Website and app data records

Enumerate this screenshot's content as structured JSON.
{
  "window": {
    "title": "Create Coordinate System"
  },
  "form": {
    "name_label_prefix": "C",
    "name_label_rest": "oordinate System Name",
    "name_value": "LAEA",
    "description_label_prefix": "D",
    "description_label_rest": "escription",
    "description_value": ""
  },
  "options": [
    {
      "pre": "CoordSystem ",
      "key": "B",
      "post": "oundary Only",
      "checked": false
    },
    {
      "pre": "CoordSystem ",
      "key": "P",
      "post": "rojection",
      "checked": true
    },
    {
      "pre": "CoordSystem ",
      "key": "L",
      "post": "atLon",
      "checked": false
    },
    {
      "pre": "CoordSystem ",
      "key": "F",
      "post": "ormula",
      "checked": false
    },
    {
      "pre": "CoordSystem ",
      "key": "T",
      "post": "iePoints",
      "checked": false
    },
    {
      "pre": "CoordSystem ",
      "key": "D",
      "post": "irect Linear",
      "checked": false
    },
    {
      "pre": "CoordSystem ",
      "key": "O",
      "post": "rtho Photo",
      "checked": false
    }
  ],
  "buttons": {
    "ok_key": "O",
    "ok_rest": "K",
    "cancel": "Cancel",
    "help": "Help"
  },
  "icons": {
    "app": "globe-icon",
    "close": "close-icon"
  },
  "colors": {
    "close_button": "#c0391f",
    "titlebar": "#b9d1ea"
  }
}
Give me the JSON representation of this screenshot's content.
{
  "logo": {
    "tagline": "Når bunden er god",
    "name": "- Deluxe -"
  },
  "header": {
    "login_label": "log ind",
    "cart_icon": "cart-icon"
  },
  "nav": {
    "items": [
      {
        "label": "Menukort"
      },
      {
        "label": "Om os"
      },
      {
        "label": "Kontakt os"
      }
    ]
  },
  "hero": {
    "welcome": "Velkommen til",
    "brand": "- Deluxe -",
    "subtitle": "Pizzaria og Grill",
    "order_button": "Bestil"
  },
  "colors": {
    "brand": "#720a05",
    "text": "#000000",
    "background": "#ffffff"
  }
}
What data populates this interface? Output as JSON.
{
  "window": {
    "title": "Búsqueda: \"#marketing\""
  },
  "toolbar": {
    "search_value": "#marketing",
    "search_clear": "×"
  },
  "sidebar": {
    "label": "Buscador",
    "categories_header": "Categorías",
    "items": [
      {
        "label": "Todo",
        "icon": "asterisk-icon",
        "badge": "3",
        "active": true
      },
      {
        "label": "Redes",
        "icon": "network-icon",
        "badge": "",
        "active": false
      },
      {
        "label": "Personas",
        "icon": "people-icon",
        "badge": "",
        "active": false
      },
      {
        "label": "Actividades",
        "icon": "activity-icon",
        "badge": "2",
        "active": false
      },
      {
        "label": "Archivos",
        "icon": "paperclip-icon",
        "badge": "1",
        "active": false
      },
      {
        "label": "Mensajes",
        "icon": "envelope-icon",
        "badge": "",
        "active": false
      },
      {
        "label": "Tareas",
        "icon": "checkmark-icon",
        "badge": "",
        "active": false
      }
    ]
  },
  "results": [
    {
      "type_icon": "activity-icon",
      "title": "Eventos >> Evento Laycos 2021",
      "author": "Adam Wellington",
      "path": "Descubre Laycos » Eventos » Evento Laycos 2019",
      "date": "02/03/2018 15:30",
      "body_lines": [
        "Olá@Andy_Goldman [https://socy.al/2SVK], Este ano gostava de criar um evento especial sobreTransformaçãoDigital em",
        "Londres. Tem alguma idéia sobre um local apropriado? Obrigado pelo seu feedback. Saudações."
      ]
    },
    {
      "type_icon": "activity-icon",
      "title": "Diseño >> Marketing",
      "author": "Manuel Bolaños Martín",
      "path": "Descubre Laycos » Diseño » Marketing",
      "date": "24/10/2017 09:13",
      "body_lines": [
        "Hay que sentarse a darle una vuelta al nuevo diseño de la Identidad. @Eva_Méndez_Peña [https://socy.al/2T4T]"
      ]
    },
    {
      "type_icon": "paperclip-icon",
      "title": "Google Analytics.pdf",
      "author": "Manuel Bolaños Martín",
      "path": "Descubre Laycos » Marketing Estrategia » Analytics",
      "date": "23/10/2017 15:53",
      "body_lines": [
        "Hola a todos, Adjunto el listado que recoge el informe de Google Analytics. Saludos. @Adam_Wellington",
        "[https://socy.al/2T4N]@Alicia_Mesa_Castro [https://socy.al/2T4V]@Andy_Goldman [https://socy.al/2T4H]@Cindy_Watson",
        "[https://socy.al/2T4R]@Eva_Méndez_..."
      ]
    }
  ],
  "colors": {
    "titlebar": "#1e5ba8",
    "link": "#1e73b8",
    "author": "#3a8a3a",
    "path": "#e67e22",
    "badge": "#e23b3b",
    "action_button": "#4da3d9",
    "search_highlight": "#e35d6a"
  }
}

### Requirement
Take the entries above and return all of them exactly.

### Your response
Enumerate this screenshot's content as structured JSON.
{
  "window": {
    "title": "Create Coordinate System"
  },
  "form": {
    "name_label_prefix": "C",
    "name_label_rest": "oordinate System Name",
    "name_value": "LAEA",
    "description_label_prefix": "D",
    "description_label_rest": "escription",
    "description_value": ""
  },
  "options": [
    {
      "pre": "CoordSystem ",
      "key": "B",
      "post": "oundary Only",
      "checked": false
    },
    {
      "pre": "CoordSystem ",
      "key": "P",
      "post": "rojection",
      "checked": true
    },
    {
      "pre": "CoordSystem ",
      "key": "L",
      "post": "atLon",
      "checked": false
    },
    {
      "pre": "CoordSystem ",
      "key": "F",
      "post": "ormula",
      "checked": false
    },
    {
      "pre": "CoordSystem ",
      "key": "T",
      "post": "iePoints",
      "checked": false
    },
    {
      "pre": "CoordSystem ",
      "key": "D",
      "post": "irect Linear",
      "checked": false
    },
    {
      "pre": "CoordSystem ",
      "key": "O",
      "post": "rtho Photo",
      "checked": false
    }
  ],
  "buttons": {
    "ok_key": "O",
    "ok_rest": "K",
    "cancel": "Cancel",
    "help": "Help"
  },
  "icons": {
    "app": "globe-icon",
    "close": "close-icon"
  },
  "colors": {
    "close_button": "#c0391f",
    "titlebar": "#b9d1ea"
  }
}
Give me the JSON representation of this screenshot's content.
{
  "logo": {
    "tagline": "Når bunden er god",
    "name": "- Deluxe -"
  },
  "header": {
    "login_label": "log ind",
    "cart_icon": "cart-icon"
  },
  "nav": {
    "items": [
      {
        "label": "Menukort"
      },
      {
        "label": "Om os"
      },
      {
        "label": "Kontakt os"
      }
    ]
  },
  "hero": {
    "welcome": "Velkommen til",
    "brand": "- Deluxe -",
    "subtitle": "Pizzaria og Grill",
    "order_button": "Bestil"
  },
  "colors": {
    "brand": "#720a05",
    "text": "#000000",
    "background": "#ffffff"
  }
}
What data populates this interface? Output as JSON.
{
  "window": {
    "title": "Búsqueda: \"#marketing\""
  },
  "toolbar": {
    "search_value": "#marketing",
    "search_clear": "×"
  },
  "sidebar": {
    "label": "Buscador",
    "categories_header": "Categorías",
    "items": [
      {
        "label": "Todo",
        "icon": "asterisk-icon",
        "badge": "3",
        "active": true
      },
      {
        "label": "Redes",
        "icon": "network-icon",
        "badge": "",
        "active": false
      },
      {
        "label": "Personas",
        "icon": "people-icon",
        "badge": "",
        "active": false
      },
      {
        "label": "Actividades",
        "icon": "activity-icon",
        "badge": "2",
        "active": false
      },
      {
        "label": "Archivos",
        "icon": "paperclip-icon",
        "badge": "1",
        "active": false
      },
      {
        "label": "Mensajes",
        "icon": "envelope-icon",
        "badge": "",
        "active": false
      },
      {
        "label": "Tareas",
        "icon": "checkmark-icon",
        "badge": "",
        "active": false
      }
    ]
  },
  "results": [
    {
      "type_icon": "activity-icon",
      "title": "Eventos >> Evento Laycos 2021",
      "author": "Adam Wellington",
      "path": "Descubre Laycos » Eventos » Evento Laycos 2019",
      "date": "02/03/2018 15:30",
      "body_lines": [
        "Olá@Andy_Goldman [https://socy.al/2SVK], Este ano gostava de criar um evento especial sobreTransformaçãoDigital em",
        "Londres. Tem alguma idéia sobre um local apropriado? Obrigado pelo seu feedback. Saudações."
      ]
    },
    {
      "type_icon": "activity-icon",
      "title": "Diseño >> Marketing",
      "author": "Manuel Bolaños Martín",
      "path": "Descubre Laycos » Diseño » Marketing",
      "date": "24/10/2017 09:13",
      "body_lines": [
        "Hay que sentarse a darle una vuelta al nuevo diseño de la Identidad. @Eva_Méndez_Peña [https://socy.al/2T4T]"
      ]
    },
    {
      "type_icon": "paperclip-icon",
      "title": "Google Analytics.pdf",
      "author": "Manuel Bolaños Martín",
      "path": "Descubre Laycos » Marketing Estrategia » Analytics",
      "date": "23/10/2017 15:53",
      "body_lines": [
        "Hola a todos, Adjunto el listado que recoge el informe de Google Analytics. Saludos. @Adam_Wellington",
        "[https://socy.al/2T4N]@Alicia_Mesa_Castro [https://socy.al/2T4V]@Andy_Goldman [https://socy.al/2T4H]@Cindy_Watson",
        "[https://socy.al/2T4R]@Eva_Méndez_..."
      ]
    }
  ],
  "colors": {
    "titlebar": "#1e5ba8",
    "link": "#1e73b8",
    "author": "#3a8a3a",
    "path": "#e67e22",
    "badge": "#e23b3b",
    "action_button": "#4da3d9",
    "search_highlight": "#e35d6a"
  }
}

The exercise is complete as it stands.